- [PROBLEM TO SOLVE]
The whole listing should be retyped word for word, apart from the pictures it holds.

- [SUPPLIED MATERIAL]
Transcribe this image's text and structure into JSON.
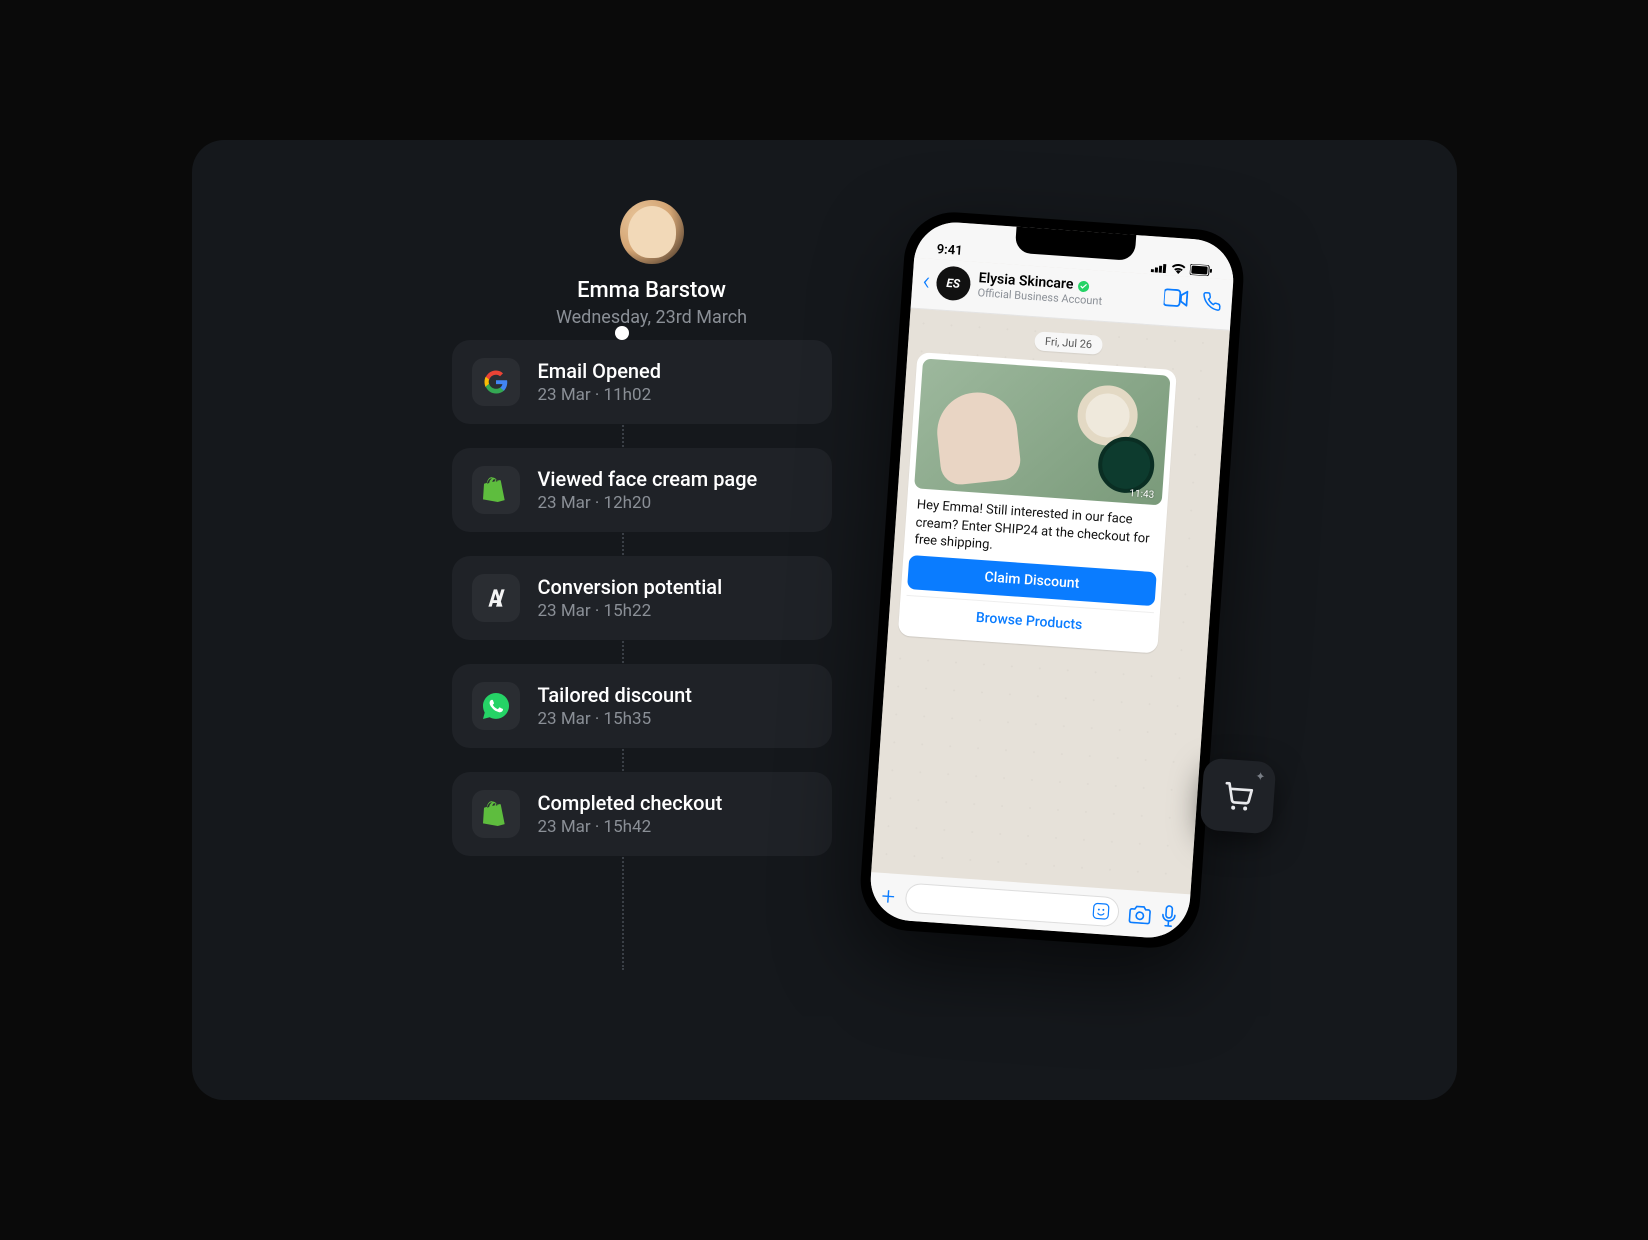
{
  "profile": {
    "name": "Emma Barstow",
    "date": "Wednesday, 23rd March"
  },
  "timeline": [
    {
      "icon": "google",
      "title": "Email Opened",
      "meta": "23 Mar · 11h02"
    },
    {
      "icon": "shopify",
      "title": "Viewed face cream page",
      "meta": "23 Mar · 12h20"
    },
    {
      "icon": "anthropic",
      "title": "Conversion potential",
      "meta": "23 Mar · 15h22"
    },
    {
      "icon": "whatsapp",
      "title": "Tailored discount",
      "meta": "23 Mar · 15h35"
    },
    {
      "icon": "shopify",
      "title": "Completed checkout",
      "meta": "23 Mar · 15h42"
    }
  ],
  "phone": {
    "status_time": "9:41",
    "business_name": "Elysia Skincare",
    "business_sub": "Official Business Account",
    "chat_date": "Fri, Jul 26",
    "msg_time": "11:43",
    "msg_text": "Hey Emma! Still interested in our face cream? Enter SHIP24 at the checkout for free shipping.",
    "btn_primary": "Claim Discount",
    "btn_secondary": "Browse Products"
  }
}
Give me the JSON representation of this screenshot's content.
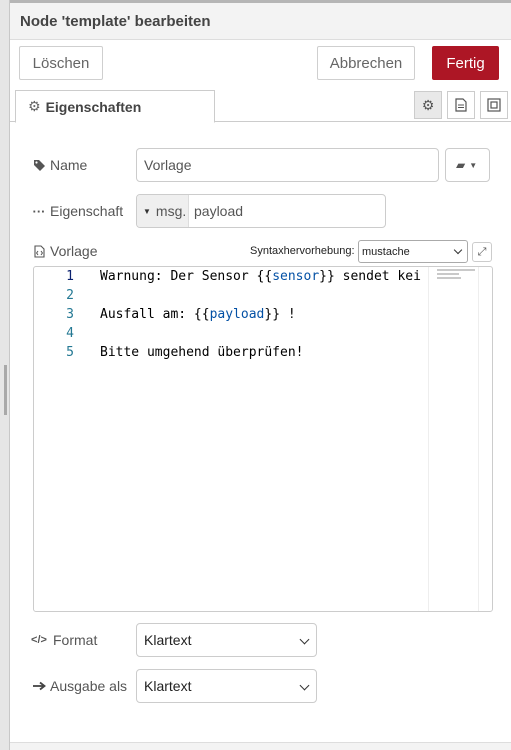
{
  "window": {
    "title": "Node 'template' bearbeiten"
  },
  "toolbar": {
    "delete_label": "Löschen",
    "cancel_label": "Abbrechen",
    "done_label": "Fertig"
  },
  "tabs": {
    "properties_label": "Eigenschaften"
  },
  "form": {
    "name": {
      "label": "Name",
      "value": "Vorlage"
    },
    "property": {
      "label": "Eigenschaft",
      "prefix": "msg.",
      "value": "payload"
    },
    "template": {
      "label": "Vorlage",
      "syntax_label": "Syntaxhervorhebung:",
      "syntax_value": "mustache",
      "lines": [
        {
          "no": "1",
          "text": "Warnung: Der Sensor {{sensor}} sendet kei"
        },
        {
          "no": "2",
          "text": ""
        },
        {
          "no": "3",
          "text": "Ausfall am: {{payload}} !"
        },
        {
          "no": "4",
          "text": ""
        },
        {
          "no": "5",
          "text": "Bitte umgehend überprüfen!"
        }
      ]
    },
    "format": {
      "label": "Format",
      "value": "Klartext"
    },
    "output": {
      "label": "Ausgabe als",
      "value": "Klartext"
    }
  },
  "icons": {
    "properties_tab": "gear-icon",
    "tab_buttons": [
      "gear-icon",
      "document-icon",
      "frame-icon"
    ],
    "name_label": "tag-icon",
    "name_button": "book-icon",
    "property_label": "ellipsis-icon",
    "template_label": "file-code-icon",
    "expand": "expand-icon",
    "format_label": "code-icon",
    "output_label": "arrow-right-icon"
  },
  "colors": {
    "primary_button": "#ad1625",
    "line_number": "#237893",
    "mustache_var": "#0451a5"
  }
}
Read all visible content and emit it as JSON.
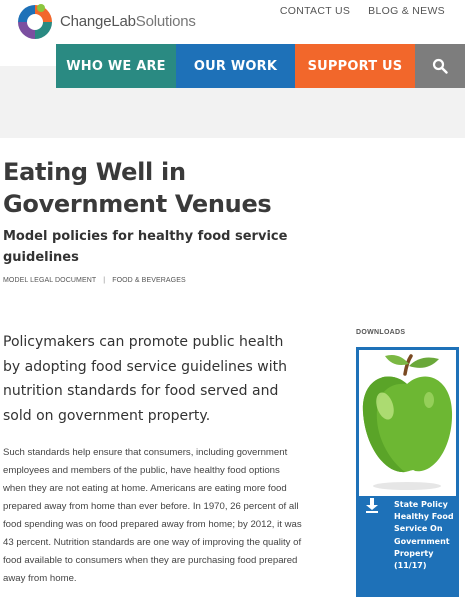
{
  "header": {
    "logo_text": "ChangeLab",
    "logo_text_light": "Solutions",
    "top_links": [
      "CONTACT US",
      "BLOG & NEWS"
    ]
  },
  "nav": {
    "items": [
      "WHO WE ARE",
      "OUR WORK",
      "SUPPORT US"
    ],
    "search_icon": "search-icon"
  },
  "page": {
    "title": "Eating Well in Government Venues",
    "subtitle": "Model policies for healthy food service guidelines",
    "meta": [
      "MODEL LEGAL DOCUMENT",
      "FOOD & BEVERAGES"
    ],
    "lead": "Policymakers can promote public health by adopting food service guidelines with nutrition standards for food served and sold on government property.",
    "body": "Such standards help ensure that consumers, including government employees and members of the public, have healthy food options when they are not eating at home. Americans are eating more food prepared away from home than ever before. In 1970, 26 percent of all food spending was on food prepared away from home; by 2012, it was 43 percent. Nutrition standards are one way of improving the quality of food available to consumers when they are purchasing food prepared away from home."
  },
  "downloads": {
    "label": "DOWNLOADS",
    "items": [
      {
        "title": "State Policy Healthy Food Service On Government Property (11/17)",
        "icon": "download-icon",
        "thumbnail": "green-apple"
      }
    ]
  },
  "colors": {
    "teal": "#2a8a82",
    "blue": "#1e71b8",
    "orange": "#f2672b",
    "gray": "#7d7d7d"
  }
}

- [RESPONSE AREA]
Transcribe this image's text and structure into JSON.
{
  "profile": {
    "name": "Emma Barstow",
    "date": "Wednesday, 23rd March"
  },
  "timeline": [
    {
      "icon": "google",
      "title": "Email Opened",
      "meta": "23 Mar · 11h02"
    },
    {
      "icon": "shopify",
      "title": "Viewed face cream page",
      "meta": "23 Mar · 12h20"
    },
    {
      "icon": "anthropic",
      "title": "Conversion potential",
      "meta": "23 Mar · 15h22"
    },
    {
      "icon": "whatsapp",
      "title": "Tailored discount",
      "meta": "23 Mar · 15h35"
    },
    {
      "icon": "shopify",
      "title": "Completed checkout",
      "meta": "23 Mar · 15h42"
    }
  ],
  "phone": {
    "status_time": "9:41",
    "business_name": "Elysia Skincare",
    "business_sub": "Official Business Account",
    "chat_date": "Fri, Jul 26",
    "msg_time": "11:43",
    "msg_text": "Hey Emma! Still interested in our face cream? Enter SHIP24 at the checkout for free shipping.",
    "btn_primary": "Claim Discount",
    "btn_secondary": "Browse Products"
  }
}
Give me the JSON representation of this screenshot's content.
{
  "window": {
    "title": "Node 'template' bearbeiten"
  },
  "toolbar": {
    "delete_label": "Löschen",
    "cancel_label": "Abbrechen",
    "done_label": "Fertig"
  },
  "tabs": {
    "properties_label": "Eigenschaften"
  },
  "form": {
    "name": {
      "label": "Name",
      "value": "Vorlage"
    },
    "property": {
      "label": "Eigenschaft",
      "prefix": "msg.",
      "value": "payload"
    },
    "template": {
      "label": "Vorlage",
      "syntax_label": "Syntaxhervorhebung:",
      "syntax_value": "mustache",
      "lines": [
        {
          "no": "1",
          "text": "Warnung: Der Sensor {{sensor}} sendet kei"
        },
        {
          "no": "2",
          "text": ""
        },
        {
          "no": "3",
          "text": "Ausfall am: {{payload}} !"
        },
        {
          "no": "4",
          "text": ""
        },
        {
          "no": "5",
          "text": "Bitte umgehend überprüfen!"
        }
      ]
    },
    "format": {
      "label": "Format",
      "value": "Klartext"
    },
    "output": {
      "label": "Ausgabe als",
      "value": "Klartext"
    }
  },
  "icons": {
    "properties_tab": "gear-icon",
    "tab_buttons": [
      "gear-icon",
      "document-icon",
      "frame-icon"
    ],
    "name_label": "tag-icon",
    "name_button": "book-icon",
    "property_label": "ellipsis-icon",
    "template_label": "file-code-icon",
    "expand": "expand-icon",
    "format_label": "code-icon",
    "output_label": "arrow-right-icon"
  },
  "colors": {
    "primary_button": "#ad1625",
    "line_number": "#237893",
    "mustache_var": "#0451a5"
  }
}
Read all visible content and emit it as JSON.
{
  "header": {
    "logo_text": "ChangeLab",
    "logo_text_light": "Solutions",
    "top_links": [
      "CONTACT US",
      "BLOG & NEWS"
    ]
  },
  "nav": {
    "items": [
      "WHO WE ARE",
      "OUR WORK",
      "SUPPORT US"
    ],
    "search_icon": "search-icon"
  },
  "page": {
    "title": "Eating Well in Government Venues",
    "subtitle": "Model policies for healthy food service guidelines",
    "meta": [
      "MODEL LEGAL DOCUMENT",
      "FOOD & BEVERAGES"
    ],
    "lead": "Policymakers can promote public health by adopting food service guidelines with nutrition standards for food served and sold on government property.",
    "body": "Such standards help ensure that consumers, including government employees and members of the public, have healthy food options when they are not eating at home. Americans are eating more food prepared away from home than ever before. In 1970, 26 percent of all food spending was on food prepared away from home; by 2012, it was 43 percent. Nutrition standards are one way of improving the quality of food available to consumers when they are purchasing food prepared away from home."
  },
  "downloads": {
    "label": "DOWNLOADS",
    "items": [
      {
        "title": "State Policy Healthy Food Service On Government Property (11/17)",
        "icon": "download-icon",
        "thumbnail": "green-apple"
      }
    ]
  },
  "colors": {
    "teal": "#2a8a82",
    "blue": "#1e71b8",
    "orange": "#f2672b",
    "gray": "#7d7d7d"
  }
}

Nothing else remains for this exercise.